• [WHAT YOU ARE ASKED TO DO]
Report how many lines in the records below hold the word "NewMacro". Add nothing to the number.

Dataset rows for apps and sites

----------------------------------------

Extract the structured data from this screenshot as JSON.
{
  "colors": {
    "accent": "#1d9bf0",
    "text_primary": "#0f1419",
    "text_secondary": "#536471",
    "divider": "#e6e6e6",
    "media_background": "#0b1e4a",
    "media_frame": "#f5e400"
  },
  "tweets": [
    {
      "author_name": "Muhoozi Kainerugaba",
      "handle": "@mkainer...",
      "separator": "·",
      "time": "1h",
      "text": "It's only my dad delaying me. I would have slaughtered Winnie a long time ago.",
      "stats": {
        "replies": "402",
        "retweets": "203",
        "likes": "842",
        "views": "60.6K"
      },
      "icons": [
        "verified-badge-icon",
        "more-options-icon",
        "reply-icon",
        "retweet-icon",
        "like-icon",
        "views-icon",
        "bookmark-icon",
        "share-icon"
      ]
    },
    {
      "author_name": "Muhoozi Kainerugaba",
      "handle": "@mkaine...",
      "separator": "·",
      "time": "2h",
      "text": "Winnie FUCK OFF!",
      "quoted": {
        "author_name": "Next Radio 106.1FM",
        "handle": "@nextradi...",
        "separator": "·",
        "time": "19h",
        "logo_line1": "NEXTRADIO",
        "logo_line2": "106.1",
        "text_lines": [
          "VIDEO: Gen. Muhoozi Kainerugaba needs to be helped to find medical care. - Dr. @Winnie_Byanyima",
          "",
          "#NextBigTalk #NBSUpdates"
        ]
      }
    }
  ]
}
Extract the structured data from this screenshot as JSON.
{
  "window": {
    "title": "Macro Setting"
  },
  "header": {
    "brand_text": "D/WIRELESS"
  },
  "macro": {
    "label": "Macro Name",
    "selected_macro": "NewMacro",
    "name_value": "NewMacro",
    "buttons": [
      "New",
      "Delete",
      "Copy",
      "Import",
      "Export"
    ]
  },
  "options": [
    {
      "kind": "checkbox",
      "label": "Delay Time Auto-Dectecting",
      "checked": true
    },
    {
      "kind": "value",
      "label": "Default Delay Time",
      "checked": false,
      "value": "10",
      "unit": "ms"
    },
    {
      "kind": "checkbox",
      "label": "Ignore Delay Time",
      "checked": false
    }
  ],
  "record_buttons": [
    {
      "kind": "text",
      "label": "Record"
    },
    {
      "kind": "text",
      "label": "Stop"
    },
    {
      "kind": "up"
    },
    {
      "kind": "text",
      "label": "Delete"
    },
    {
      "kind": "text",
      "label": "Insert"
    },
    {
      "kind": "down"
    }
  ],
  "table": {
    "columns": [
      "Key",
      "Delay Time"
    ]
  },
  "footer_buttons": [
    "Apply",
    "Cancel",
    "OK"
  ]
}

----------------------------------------

• [OUTPUT]
2